Training a Helpful and Harmless Assistant with Reinforcement Learning from Human Feedback
We apply preference modeling and reinforcement learning from human feedback (RLHF) to finetune language models to act as helpful and harmless assistants. We find this alignment training improves performance on almost all NLP evaluations, and is fully compatible with training for specialized skills such as python coding and summarization. We explore an iterated online mode of training, where preference models and RL policies are updated on a weekly cadence with fresh human feedback data, efficiently improving our datasets and models. Finally, we investigate the robustness of RLHF training, and identify a roughly linear relation between the RL reward and the square root of the KL divergence between the policy and its initialization. Alongside our main results, we perform peripheral analyses on calibration, competing objectives, and the use of OOD detection, compare our models with human writers, and provide samples from our models using prompts appearing in recent related work.

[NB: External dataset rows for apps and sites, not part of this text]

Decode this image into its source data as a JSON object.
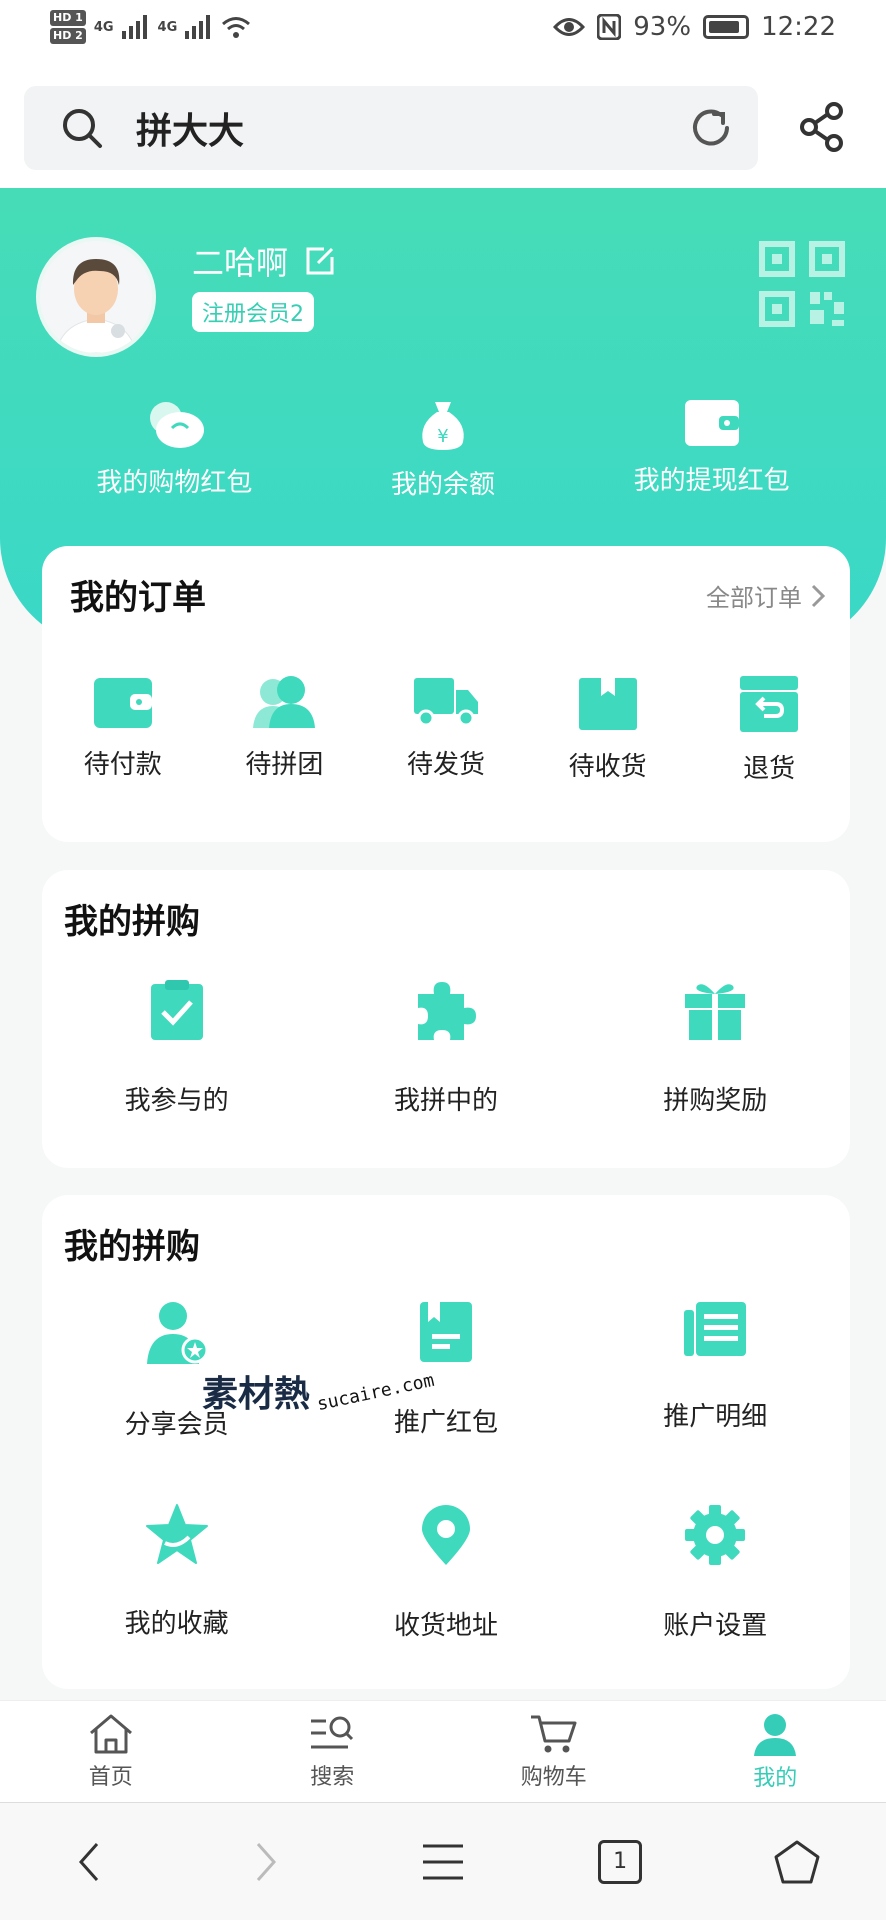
{
  "status_bar": {
    "sim1": "HD 1",
    "sim2": "HD 2",
    "net1": "4G",
    "net2": "4G",
    "battery": "93%",
    "time": "12:22"
  },
  "search": {
    "query": "拼大大"
  },
  "profile": {
    "name": "二哈啊",
    "badge": "注册会员2"
  },
  "wallets": [
    {
      "label": "我的购物红包",
      "icon": "red-packet-icon"
    },
    {
      "label": "我的余额",
      "icon": "money-bag-icon"
    },
    {
      "label": "我的提现红包",
      "icon": "wallet-icon"
    }
  ],
  "orders": {
    "title": "我的订单",
    "all_label": "全部订单",
    "items": [
      {
        "label": "待付款",
        "icon": "wallet-icon"
      },
      {
        "label": "待拼团",
        "icon": "group-icon"
      },
      {
        "label": "待发货",
        "icon": "truck-icon"
      },
      {
        "label": "待收货",
        "icon": "box-icon"
      },
      {
        "label": "退货",
        "icon": "return-box-icon"
      }
    ]
  },
  "pin": {
    "title": "我的拼购",
    "items": [
      {
        "label": "我参与的",
        "icon": "clipboard-check-icon"
      },
      {
        "label": "我拼中的",
        "icon": "puzzle-icon"
      },
      {
        "label": "拼购奖励",
        "icon": "gift-icon"
      }
    ]
  },
  "promo": {
    "title": "我的拼购",
    "items": [
      {
        "label": "分享会员",
        "icon": "member-icon"
      },
      {
        "label": "推广红包",
        "icon": "promo-packet-icon"
      },
      {
        "label": "推广明细",
        "icon": "news-icon"
      },
      {
        "label": "我的收藏",
        "icon": "star-icon"
      },
      {
        "label": "收货地址",
        "icon": "location-icon"
      },
      {
        "label": "账户设置",
        "icon": "gear-icon"
      }
    ]
  },
  "watermark": {
    "brand": "素材熱",
    "site": "sucaire.com"
  },
  "tabs": [
    {
      "label": "首页",
      "icon": "home-icon"
    },
    {
      "label": "搜索",
      "icon": "search-list-icon"
    },
    {
      "label": "购物车",
      "icon": "cart-icon"
    },
    {
      "label": "我的",
      "icon": "user-icon",
      "active": true
    }
  ],
  "sysnav": {
    "tab_count": "1"
  },
  "colors": {
    "accent": "#3fd9bd",
    "text": "#222222",
    "muted": "#888888"
  }
}
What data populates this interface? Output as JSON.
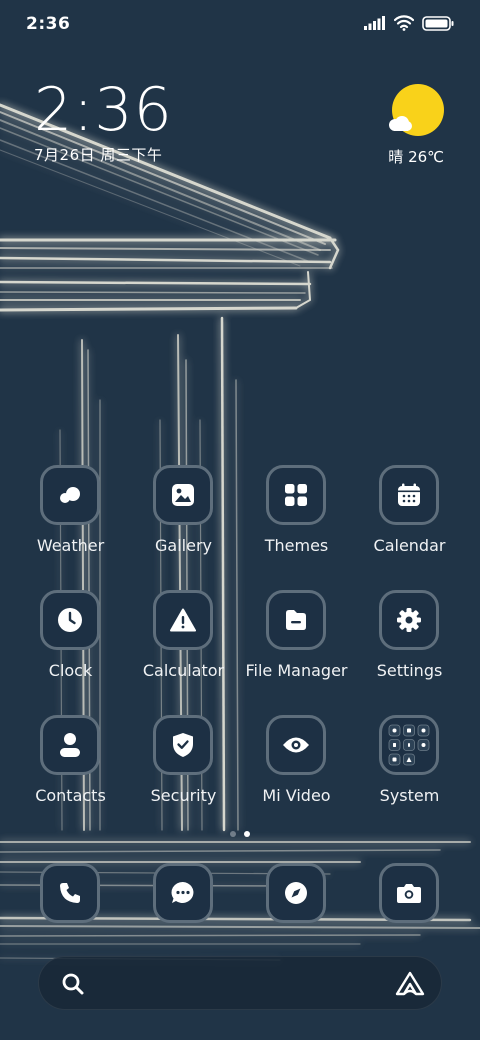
{
  "status_bar": {
    "time": "2:36",
    "icons": [
      "signal-icon",
      "wifi-icon",
      "battery-icon"
    ]
  },
  "clock_widget": {
    "time": "2:36",
    "date": "7月26日 周三下午"
  },
  "weather_widget": {
    "condition_icon": "sunny-cloud-icon",
    "text": "晴 26℃"
  },
  "apps": [
    {
      "label": "Weather",
      "icon": "weather-icon"
    },
    {
      "label": "Gallery",
      "icon": "gallery-icon"
    },
    {
      "label": "Themes",
      "icon": "themes-icon"
    },
    {
      "label": "Calendar",
      "icon": "calendar-icon"
    },
    {
      "label": "Clock",
      "icon": "clock-icon"
    },
    {
      "label": "Calculator",
      "icon": "calculator-icon"
    },
    {
      "label": "File Manager",
      "icon": "folder-icon"
    },
    {
      "label": "Settings",
      "icon": "gear-icon"
    },
    {
      "label": "Contacts",
      "icon": "person-icon"
    },
    {
      "label": "Security",
      "icon": "shield-icon"
    },
    {
      "label": "Mi Video",
      "icon": "eye-icon"
    },
    {
      "label": "System",
      "icon": "folder-grid-icon"
    }
  ],
  "page_indicator": {
    "pages": 2,
    "active": 2
  },
  "dock": [
    {
      "app": "Phone",
      "icon": "phone-icon"
    },
    {
      "app": "Messages",
      "icon": "chat-icon"
    },
    {
      "app": "Browser",
      "icon": "compass-icon"
    },
    {
      "app": "Camera",
      "icon": "camera-icon"
    }
  ],
  "search_bar": {
    "left_icon": "search-icon",
    "right_icon": "assistant-icon"
  },
  "colors": {
    "background": "#203447",
    "icon_bg": "#1d3044",
    "icon_border": "#5e6e7c",
    "sun": "#f9d21a",
    "wallpaper_strokes": "#e8e6da"
  }
}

Yuntao Bai, Andy Jones, Kamal Ndousse, Amanda Askell, Anna Chen, Nova DasSarma, Dawn Drain, Stanislav Fort, Deep Ganguli, Tom Henighan, Nicholas Joseph, Saurav Kadavath, Jackson Kernion, Tom Conerly, Sheer El-Showk, Nelson Elhage, Zac Hatfield-Dodds, Danny Hernandez, Tristan Hume, Scott Johnston, Shauna Kravec, Liane Lovitt, Neel Nanda, Catherine Olsson, Dario Amodei, Tom Brown, Jack Clark, Sam McCandlish, Chris Olah, Ben Mann, Jared Kaplan